━━━━━ Task data

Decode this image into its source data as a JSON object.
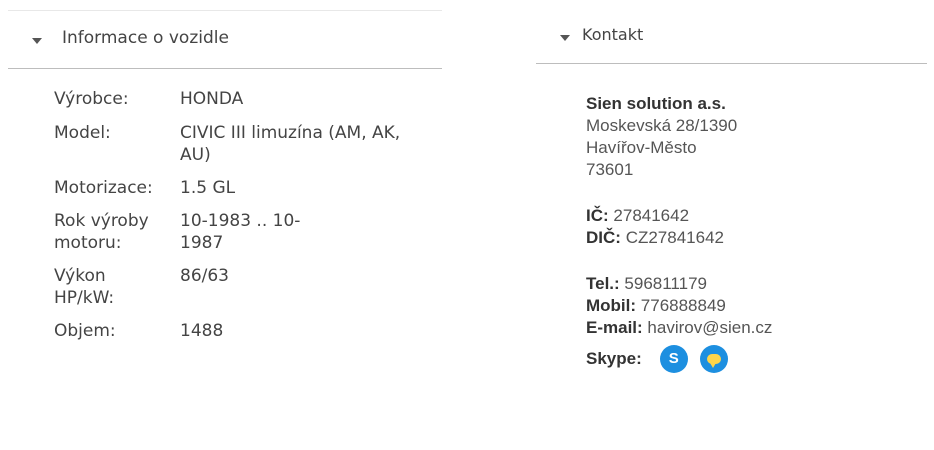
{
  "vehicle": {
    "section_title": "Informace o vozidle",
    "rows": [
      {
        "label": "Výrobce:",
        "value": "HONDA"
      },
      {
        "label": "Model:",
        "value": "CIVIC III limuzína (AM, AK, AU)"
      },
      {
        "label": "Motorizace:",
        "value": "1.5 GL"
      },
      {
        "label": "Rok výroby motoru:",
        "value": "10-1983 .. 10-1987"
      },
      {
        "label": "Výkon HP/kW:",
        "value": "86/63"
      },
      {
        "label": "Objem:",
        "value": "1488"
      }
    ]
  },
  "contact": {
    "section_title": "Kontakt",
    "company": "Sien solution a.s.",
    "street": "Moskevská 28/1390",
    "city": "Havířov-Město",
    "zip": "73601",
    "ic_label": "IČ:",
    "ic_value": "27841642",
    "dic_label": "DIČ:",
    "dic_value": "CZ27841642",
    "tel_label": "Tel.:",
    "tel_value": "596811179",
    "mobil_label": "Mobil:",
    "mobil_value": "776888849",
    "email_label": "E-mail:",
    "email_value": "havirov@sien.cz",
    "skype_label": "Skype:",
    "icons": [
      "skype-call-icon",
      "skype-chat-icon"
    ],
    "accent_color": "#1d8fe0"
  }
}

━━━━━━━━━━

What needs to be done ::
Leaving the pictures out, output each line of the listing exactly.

Solution below ::
Decode this image into its source data as a JSON object.
{
  "vehicle": {
    "section_title": "Informace o vozidle",
    "rows": [
      {
        "label": "Výrobce:",
        "value": "HONDA"
      },
      {
        "label": "Model:",
        "value": "CIVIC III limuzína (AM, AK, AU)"
      },
      {
        "label": "Motorizace:",
        "value": "1.5 GL"
      },
      {
        "label": "Rok výroby motoru:",
        "value": "10-1983 .. 10-1987"
      },
      {
        "label": "Výkon HP/kW:",
        "value": "86/63"
      },
      {
        "label": "Objem:",
        "value": "1488"
      }
    ]
  },
  "contact": {
    "section_title": "Kontakt",
    "company": "Sien solution a.s.",
    "street": "Moskevská 28/1390",
    "city": "Havířov-Město",
    "zip": "73601",
    "ic_label": "IČ:",
    "ic_value": "27841642",
    "dic_label": "DIČ:",
    "dic_value": "CZ27841642",
    "tel_label": "Tel.:",
    "tel_value": "596811179",
    "mobil_label": "Mobil:",
    "mobil_value": "776888849",
    "email_label": "E-mail:",
    "email_value": "havirov@sien.cz",
    "skype_label": "Skype:",
    "icons": [
      "skype-call-icon",
      "skype-chat-icon"
    ],
    "accent_color": "#1d8fe0"
  }
}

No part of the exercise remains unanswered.